Since its launch in 2004, DIFC’s clientele has grown to include 21 of the world’s top 25 banks and connects the Middle East and African markets with the economies of Europe, Asia and the Americas. Deutsche Bank’s move is the next stage of that process with the new hub approved by the lender’s board, with Ashok Aram, CEO for the MEA region at the bank, set to take responsibility for the Africa business.
The German bank will follow in the footsteps of other institutions
Speaking to World Finance, Aram said: “We see this as a fantastic opportunity for our South African business to grow as the economic relationships between the Sub-Saharan Africa region and the Gulf Cooperation Council countries are constantly growing due to their geographic proximity, expanding logistical linkages and existing social networks. This is leading to expanding trade and investments including in partnership with Asian clients.”
The German bank will follow in the footsteps of other institutions that have focused their investment on African countries and expanded their footprint in the continent. Goldman Sachs and JPMorgan are among the international investment banks that take advantage of higher growth rates, when compared to many developed economies, and the demand for infrastructure spending.

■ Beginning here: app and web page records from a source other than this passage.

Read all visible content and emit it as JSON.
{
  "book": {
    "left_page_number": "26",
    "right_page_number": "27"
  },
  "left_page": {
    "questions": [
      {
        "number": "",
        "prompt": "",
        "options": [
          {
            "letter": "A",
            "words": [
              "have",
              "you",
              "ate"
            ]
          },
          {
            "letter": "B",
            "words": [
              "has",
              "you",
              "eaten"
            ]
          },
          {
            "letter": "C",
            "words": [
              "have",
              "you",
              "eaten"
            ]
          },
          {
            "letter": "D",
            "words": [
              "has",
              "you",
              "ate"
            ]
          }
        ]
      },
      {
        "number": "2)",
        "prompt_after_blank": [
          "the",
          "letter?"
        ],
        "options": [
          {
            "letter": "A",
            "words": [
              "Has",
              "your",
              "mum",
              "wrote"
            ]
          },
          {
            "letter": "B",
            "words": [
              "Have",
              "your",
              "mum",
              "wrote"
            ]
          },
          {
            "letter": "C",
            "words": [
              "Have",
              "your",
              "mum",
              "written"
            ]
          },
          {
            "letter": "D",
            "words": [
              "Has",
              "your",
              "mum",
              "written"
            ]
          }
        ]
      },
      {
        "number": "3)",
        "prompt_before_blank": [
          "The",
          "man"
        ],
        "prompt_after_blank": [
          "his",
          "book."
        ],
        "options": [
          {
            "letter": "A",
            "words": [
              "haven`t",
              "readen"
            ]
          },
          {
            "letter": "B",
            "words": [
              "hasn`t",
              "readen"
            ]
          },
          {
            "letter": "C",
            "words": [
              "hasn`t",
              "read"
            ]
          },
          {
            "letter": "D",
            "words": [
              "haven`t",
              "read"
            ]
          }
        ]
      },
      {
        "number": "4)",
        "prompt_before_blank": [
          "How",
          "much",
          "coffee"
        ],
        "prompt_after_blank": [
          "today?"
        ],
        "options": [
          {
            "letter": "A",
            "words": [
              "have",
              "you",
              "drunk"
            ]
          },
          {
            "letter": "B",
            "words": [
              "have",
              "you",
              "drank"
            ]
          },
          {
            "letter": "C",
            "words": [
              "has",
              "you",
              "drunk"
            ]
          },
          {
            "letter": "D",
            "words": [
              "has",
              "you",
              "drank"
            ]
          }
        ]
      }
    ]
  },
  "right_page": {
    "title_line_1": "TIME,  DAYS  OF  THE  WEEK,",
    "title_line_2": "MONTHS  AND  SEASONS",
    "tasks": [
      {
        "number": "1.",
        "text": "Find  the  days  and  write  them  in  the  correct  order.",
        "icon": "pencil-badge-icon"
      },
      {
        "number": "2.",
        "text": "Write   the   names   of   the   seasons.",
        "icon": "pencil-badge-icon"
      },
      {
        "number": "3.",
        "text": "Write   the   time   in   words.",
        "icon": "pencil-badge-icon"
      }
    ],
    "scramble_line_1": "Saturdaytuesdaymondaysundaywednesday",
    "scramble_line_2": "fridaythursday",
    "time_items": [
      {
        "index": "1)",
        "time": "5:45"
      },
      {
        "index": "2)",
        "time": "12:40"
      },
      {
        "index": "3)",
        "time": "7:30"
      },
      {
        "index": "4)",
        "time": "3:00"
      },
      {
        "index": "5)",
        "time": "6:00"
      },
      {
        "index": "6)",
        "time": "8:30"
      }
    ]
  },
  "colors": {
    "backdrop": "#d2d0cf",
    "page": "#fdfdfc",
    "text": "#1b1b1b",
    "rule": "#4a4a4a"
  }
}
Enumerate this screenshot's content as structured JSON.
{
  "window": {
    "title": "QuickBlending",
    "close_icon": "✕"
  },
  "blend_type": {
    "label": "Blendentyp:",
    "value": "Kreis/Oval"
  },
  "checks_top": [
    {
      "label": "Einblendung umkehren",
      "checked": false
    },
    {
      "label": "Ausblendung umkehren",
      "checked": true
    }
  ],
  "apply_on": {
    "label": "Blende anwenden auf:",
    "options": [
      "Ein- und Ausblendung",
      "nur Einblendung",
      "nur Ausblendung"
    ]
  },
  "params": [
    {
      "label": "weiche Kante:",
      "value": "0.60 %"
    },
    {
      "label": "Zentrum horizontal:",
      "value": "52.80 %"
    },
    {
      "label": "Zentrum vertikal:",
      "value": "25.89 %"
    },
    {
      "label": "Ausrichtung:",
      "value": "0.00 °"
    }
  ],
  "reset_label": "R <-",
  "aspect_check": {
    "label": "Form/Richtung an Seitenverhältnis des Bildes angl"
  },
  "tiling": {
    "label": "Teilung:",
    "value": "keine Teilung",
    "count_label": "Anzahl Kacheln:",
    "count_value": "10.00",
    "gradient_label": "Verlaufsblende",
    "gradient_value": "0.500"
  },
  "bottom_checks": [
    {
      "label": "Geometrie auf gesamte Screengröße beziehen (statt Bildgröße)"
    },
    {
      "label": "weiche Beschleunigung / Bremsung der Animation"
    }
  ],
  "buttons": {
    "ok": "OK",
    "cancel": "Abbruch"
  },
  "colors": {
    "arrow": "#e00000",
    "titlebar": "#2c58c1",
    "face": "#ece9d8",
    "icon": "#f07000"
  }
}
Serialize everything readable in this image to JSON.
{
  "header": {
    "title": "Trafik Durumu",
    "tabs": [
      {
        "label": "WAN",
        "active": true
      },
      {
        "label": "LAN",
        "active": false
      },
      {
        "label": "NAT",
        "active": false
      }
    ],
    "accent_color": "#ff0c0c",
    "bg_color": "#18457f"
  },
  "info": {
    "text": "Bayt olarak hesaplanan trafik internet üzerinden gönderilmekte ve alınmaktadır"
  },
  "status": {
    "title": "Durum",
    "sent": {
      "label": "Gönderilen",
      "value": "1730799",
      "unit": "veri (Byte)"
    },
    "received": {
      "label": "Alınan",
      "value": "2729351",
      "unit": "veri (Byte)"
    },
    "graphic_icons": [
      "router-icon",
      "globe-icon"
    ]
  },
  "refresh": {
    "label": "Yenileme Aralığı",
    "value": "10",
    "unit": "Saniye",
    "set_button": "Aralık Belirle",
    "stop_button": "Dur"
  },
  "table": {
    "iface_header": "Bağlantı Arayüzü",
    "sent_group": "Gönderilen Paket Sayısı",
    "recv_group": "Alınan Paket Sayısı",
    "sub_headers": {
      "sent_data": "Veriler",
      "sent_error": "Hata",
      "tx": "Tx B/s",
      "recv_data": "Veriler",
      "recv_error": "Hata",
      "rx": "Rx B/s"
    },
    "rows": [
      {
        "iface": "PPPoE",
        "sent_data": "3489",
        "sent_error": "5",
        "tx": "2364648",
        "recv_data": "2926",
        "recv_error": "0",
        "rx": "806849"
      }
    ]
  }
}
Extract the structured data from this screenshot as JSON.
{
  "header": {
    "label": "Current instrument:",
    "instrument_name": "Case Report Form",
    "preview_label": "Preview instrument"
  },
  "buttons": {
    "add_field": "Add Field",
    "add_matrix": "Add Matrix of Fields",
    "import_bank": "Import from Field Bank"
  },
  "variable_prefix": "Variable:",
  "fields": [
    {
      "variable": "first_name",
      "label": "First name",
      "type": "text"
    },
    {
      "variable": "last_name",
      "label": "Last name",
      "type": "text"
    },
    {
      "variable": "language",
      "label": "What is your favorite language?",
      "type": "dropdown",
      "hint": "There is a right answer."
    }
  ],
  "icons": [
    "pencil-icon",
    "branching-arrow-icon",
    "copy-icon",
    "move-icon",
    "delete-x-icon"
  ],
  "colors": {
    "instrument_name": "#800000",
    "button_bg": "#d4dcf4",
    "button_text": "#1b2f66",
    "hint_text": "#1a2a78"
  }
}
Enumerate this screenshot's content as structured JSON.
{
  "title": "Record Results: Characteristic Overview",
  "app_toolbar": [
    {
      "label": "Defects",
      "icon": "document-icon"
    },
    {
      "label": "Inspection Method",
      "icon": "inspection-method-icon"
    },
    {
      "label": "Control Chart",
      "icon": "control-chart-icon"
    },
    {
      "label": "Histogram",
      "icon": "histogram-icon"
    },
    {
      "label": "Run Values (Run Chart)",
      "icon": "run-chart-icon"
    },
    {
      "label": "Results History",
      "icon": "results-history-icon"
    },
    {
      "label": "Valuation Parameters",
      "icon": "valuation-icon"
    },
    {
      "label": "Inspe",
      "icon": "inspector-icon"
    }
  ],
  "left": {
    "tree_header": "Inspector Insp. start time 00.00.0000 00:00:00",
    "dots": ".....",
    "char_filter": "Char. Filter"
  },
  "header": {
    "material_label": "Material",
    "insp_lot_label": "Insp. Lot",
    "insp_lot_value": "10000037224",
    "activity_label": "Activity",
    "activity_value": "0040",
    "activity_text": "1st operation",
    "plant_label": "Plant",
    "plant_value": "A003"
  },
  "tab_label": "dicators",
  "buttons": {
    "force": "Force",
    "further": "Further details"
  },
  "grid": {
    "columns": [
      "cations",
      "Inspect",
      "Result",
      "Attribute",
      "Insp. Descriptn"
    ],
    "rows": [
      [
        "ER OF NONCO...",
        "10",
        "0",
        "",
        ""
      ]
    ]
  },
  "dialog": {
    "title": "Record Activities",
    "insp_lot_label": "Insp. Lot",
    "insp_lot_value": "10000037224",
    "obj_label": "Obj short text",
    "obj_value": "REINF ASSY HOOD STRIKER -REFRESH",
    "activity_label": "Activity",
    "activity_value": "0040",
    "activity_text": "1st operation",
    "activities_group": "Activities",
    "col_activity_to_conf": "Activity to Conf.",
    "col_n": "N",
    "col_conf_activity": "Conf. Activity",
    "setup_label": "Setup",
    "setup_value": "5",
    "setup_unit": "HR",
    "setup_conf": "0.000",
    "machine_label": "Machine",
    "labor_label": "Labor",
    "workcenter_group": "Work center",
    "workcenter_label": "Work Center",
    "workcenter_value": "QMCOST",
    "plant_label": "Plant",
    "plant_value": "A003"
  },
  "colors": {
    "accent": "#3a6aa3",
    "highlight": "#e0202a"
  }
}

While the expansion to Dubai will put Deutsche Bank closer to Africa’s fastest-growing economies, many banks have recently moved their business away from Dubai to Johannesburg – a move which Deutsche Bank may look to follow in the years to come. Rivals such as Citibank, FirstRand and Standard Bank have focused much of their attention on the sub-Saharan African region with minimal focus on the Middle East. In the past four years, both Standard Chartered and Barclays have moved their headquarters from Dubai to Johannesburg, with banks typically expanding to other African countries upon establishing a presence in the continent.